The Montana House of Representatives passed the Consumer Data Privacy Act and returned it to the Senate on April 17, 2023, before it heads to the Governor’s office for signature.
Which businesses does this law apply to?
The law applies to companies that conduct business, or produce products or services targeted to residents in the state of Montana, and fall under the following categories:
What are the key highlights of the law?
Let’s take a look at how the Montana Consumer Data Privacy Act defines consent, sensitive data, the “sale” of personal data, consumer rights, and data protection impact assessments.
Under Montana’s law, consent is defined as the “clear affirmative act signifying a consumer’s freely given, specific, informed, and unambiguous agreement to allow the processing of personal data”. It further states that the accepted mediums are a written statement, electronic statement, or any other action that qualifies as unambiguous and affirmative.
Montana primarily operates on an opt-out mechanism regarding how data controllers need to go about obtaining consent.
Sensitive Personal Information (SPI)
Data that falls under the following categories constitutes SPI as defined by Montana’s Consumer Data Privacy Act:
There is also an additional provision in the law that states that data controllers can only process a consumer’s sensitive data with additional consent around this processing use case. Controllers are also required to conduct a data protection assessment in the case of processing sensitive data.
The following privacy rights are afforded to consumers under Montana’s Consumer Data Privacy Act:
When it comes to controllers responding to these requests, they are subject to a 45-day timeline to respond to the request. However, this can be extended for an additional 45 days if “reasonably necessary” based on the number of requests and their complexity. If the response period is extended, data controllers must inform consumers of this extension within the initial 45-day period.
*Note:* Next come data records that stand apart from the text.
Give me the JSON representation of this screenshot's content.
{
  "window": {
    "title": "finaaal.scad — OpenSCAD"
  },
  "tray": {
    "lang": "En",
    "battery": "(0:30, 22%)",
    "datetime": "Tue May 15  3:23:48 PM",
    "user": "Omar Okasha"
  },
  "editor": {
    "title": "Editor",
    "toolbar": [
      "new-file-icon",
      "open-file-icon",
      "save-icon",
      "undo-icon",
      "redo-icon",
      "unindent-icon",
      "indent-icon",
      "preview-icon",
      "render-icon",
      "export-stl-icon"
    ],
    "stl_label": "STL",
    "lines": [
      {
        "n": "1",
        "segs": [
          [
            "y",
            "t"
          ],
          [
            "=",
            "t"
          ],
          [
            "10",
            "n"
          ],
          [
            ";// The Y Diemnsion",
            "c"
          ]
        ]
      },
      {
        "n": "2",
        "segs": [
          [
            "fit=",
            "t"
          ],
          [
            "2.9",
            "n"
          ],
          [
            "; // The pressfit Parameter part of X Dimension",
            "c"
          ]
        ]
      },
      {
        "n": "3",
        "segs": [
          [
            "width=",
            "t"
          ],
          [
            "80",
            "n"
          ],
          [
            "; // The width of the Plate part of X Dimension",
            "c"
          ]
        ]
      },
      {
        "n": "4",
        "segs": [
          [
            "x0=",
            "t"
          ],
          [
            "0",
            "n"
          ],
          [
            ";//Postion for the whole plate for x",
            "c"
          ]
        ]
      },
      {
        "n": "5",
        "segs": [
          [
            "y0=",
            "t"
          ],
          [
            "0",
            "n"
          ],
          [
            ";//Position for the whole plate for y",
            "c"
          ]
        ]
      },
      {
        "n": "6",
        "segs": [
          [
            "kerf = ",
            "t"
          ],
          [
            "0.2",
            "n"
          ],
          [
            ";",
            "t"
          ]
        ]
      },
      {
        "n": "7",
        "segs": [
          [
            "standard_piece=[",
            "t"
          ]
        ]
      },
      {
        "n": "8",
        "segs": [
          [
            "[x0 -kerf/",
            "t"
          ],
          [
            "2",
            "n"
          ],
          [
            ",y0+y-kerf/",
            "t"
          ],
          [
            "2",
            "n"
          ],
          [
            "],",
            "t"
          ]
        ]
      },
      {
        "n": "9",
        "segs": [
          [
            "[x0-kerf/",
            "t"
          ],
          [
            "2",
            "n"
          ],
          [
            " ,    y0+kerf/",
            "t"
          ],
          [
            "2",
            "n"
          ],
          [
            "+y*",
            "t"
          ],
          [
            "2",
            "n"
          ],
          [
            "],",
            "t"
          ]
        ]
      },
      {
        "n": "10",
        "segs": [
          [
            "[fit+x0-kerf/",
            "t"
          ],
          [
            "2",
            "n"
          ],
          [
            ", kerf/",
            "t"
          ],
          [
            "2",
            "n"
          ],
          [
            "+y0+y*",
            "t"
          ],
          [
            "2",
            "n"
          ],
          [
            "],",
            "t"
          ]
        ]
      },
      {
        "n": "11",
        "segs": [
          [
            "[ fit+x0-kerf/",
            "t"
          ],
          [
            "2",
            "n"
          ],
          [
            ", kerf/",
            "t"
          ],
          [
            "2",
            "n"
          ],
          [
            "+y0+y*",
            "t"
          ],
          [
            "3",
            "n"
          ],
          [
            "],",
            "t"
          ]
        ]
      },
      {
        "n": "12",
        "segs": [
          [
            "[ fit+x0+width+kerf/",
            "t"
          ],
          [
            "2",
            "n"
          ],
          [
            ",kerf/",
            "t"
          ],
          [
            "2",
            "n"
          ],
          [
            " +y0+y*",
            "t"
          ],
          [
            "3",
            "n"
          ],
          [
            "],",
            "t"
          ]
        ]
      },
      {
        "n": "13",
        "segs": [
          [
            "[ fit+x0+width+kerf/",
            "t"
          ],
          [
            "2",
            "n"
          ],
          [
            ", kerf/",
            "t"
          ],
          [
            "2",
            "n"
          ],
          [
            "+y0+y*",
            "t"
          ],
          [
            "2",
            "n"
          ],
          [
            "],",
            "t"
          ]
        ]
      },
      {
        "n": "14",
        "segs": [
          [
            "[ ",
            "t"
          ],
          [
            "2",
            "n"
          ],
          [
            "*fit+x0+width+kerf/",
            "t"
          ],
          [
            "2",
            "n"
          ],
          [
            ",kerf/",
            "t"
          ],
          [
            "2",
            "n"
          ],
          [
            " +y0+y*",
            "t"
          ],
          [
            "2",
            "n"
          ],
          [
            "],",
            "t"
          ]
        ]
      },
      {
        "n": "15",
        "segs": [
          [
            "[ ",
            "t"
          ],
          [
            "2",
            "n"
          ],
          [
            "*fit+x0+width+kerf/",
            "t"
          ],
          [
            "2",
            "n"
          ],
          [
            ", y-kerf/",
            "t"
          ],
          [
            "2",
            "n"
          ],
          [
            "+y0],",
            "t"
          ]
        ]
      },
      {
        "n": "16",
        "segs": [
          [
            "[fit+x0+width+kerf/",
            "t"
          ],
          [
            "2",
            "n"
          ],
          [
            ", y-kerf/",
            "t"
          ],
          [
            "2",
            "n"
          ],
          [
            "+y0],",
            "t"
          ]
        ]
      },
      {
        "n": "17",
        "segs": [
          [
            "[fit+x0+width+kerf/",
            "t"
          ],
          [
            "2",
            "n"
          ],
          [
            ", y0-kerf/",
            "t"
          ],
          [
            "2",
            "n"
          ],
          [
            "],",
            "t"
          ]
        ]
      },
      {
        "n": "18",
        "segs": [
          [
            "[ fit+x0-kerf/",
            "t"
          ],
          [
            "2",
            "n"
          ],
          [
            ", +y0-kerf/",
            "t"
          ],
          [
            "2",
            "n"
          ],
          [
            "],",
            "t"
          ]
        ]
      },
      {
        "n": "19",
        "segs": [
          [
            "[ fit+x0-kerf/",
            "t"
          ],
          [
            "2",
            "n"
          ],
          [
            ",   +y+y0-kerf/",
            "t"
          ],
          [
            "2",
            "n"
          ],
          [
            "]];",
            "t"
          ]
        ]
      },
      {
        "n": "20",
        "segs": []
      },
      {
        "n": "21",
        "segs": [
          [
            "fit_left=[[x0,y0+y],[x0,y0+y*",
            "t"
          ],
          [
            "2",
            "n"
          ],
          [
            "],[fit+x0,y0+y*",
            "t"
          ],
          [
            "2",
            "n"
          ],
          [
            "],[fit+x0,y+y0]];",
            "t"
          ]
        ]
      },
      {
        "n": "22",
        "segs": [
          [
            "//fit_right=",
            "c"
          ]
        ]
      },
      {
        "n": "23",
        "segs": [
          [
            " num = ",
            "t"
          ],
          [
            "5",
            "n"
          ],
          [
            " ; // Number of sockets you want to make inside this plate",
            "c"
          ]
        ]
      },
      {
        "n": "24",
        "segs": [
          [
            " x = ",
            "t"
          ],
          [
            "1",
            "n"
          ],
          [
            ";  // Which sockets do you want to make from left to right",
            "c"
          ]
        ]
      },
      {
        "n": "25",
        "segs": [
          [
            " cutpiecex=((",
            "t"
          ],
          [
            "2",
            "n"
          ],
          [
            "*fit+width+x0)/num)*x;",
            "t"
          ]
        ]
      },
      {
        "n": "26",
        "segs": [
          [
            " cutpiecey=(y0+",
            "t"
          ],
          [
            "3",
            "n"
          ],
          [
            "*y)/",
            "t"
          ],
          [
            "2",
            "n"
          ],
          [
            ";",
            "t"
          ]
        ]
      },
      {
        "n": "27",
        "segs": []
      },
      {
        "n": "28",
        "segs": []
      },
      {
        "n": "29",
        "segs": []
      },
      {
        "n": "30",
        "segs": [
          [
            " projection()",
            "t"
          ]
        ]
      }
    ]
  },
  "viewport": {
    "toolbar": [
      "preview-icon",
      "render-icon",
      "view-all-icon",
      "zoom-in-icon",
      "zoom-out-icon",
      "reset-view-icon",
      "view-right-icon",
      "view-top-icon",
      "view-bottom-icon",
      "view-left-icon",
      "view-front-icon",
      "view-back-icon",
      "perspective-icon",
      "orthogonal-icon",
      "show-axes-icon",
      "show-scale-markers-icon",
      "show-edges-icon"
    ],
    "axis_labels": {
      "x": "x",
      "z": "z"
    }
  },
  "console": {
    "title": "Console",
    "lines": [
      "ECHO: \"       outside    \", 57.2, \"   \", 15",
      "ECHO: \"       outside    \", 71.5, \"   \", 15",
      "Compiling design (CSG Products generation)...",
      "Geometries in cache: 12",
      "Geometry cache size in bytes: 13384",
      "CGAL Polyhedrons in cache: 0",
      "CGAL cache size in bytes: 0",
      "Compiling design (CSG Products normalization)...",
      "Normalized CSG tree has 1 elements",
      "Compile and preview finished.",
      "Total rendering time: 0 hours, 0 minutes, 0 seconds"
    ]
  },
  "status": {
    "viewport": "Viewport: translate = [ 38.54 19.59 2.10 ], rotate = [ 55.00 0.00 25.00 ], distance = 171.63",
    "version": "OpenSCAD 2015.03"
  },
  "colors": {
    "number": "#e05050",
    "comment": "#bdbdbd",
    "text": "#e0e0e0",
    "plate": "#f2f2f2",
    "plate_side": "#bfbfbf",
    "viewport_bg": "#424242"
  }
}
Additionally, the law states that responding to consumer requests should be completed free of charge once every 12 months. In the case of multiple requests that are deemed “unfounded, excessive, technically infeasible, or repetitive”, controllers have the right to charge consumers with reasonable fees to cover the administrative costs of fulfilling these requests. They also have the option to decline these requests that fall under that category.
Sale of Personal Data
The sale of personal data is defined as the “exchange of personal data for monetary or other valuable consideration by the controller to a third party”, similar to the Connecticut Data Privacy Act (CTDPA).
It differs from other privacy laws due to the language around “valuable consideration”, which expands this definition beyond just monetary exchanges for data.
Privacy Notices and Disclosures
Montana’s Consumer Data Privacy Act states that privacy notices must be “reasonably accessible, clear, and meaningful”, that answer the following questions about your business:
Data Protection Assessments (DPA)
Data controllers are required to conduct a DPA when carrying out activities that present “a heightened risk of harm” to consumers. These include the following:
What does this mean for your organization?
Montana’s Consumer Data Privacy Act is currently set to go into effect on October 1, 2024, pending signature from the Governor’s office, meaning organizations that are required to comply with the law have over a year to get acquainted with its provisions and add it to their US privacy compliance checklist.
How can OneTrust help with compliance?
OneTrust can help your organization introduce the right business workflows and data policies that help keep you compliant with all applicable privacy regulations. For more information on what you can do to stay on top of the US privacy landscape, take a look at how to operationalize privacy compliance, with OneTrust Privacy Management. Request a demo to see what works for your business today.